These more public crises were the subject of much post-war sculpture and provide a further context for Cantate Domino. In Rotterdam - a city almost completely flattened by wartime bombing - Ossip Zadkine's The Destroyed City, 1946-53 (Leuvesluis, Rotterdam, repr. Gaston-Louis Marchal, Ossip Zadkine: La Sculpture ... Toute la vie, Rodez, 1992, p.121) addressed themes of suffering and regeneration through a figure with uplifted arms. This appears to be indebted directly to Rodin's Prodigal Son, c.1889 - which Read illustrated in The Art of Sculpture, 1956 (repr. pl.189); both take the very pose which is sometimes recognised in Hepworth's sculpture. Soon after, Naum Gabo built the Bijenkorf Construction, 1956-7 (N.V. Magazijn De Bijenkorf, Coolsingel, Rotterdam, repr. Steven A. Nash and Jörn Merkert, Naum Gabo Sixty Years of Constructivism, exh. cat. Dallas Museum of Fine Art, 1985, p.42, fig.50, no.67.5), also in Rotterdam. This took to a monumental scale his simpler submission for theUnknown Political Prisoner competition in 1952 (e.g. Model for a 'Monument to the Unknown Political Prisoner', 1952, Tate Gallery T02187, repr. ibid. p.127, pl. 45, no.61.2), which raised up finely tapering bows.
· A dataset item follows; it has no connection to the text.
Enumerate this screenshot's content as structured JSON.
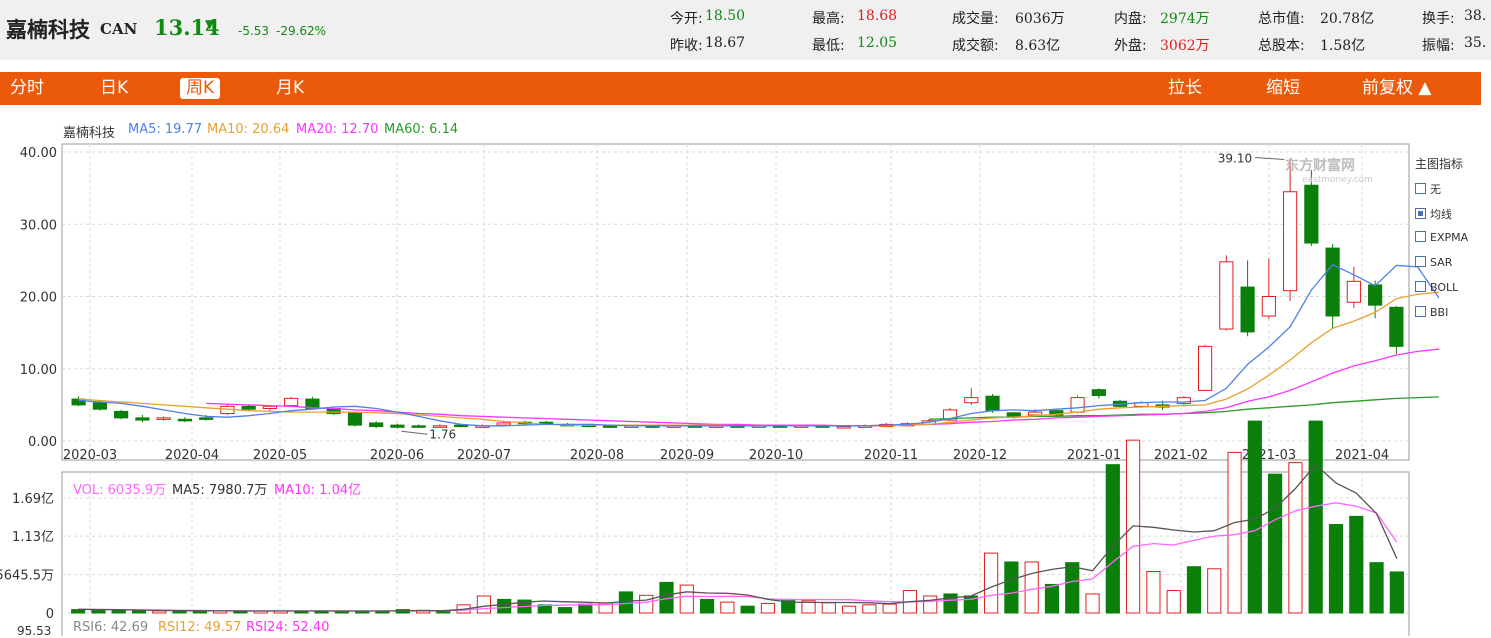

Hepworth knew this work as she was a fellow prize-winner in the competition. Beyond the formal similarity of the open rising form, the asymmetry and organicism of Cantate Domino establishes a human dimension and scale more personal than Gabo's monument.
In making the selection of works to be submitted to the São Paolo Bienal in 1959, the British Council's Lilian Somerville preferred Cantate Domino to the contemporary carving Figure (Nanjizal) (Tate Gallery T00352), which Hepworth herself was keen to send (Festing 1995, p.238). The bronze may have been preferred for the practicalities of travel; in any case, Hepworth's award of the International Prize followed and a cast (3/6) was acquired for the Museu de Arte Moderna São Paolo. Another cast is in the Middelheimpark in Antwerp (4/6). As Hepworth told Norman Reid, she intended Cantate Domino for her grave but local by-laws ensured that 'it was pointedly refused on account of it being too high' (27 Nov. 1967, Tate Gallery Acquisitions files), the limit being two feet six inches (Festing 1995, p.305). The artist's cast had passed to the Tate before this decision was reversed; her grave is marked with a simple stone and a cast of Ascending Form (Gloria) is now placed at the entrance to Longstone Cemetery, Carbis Bay.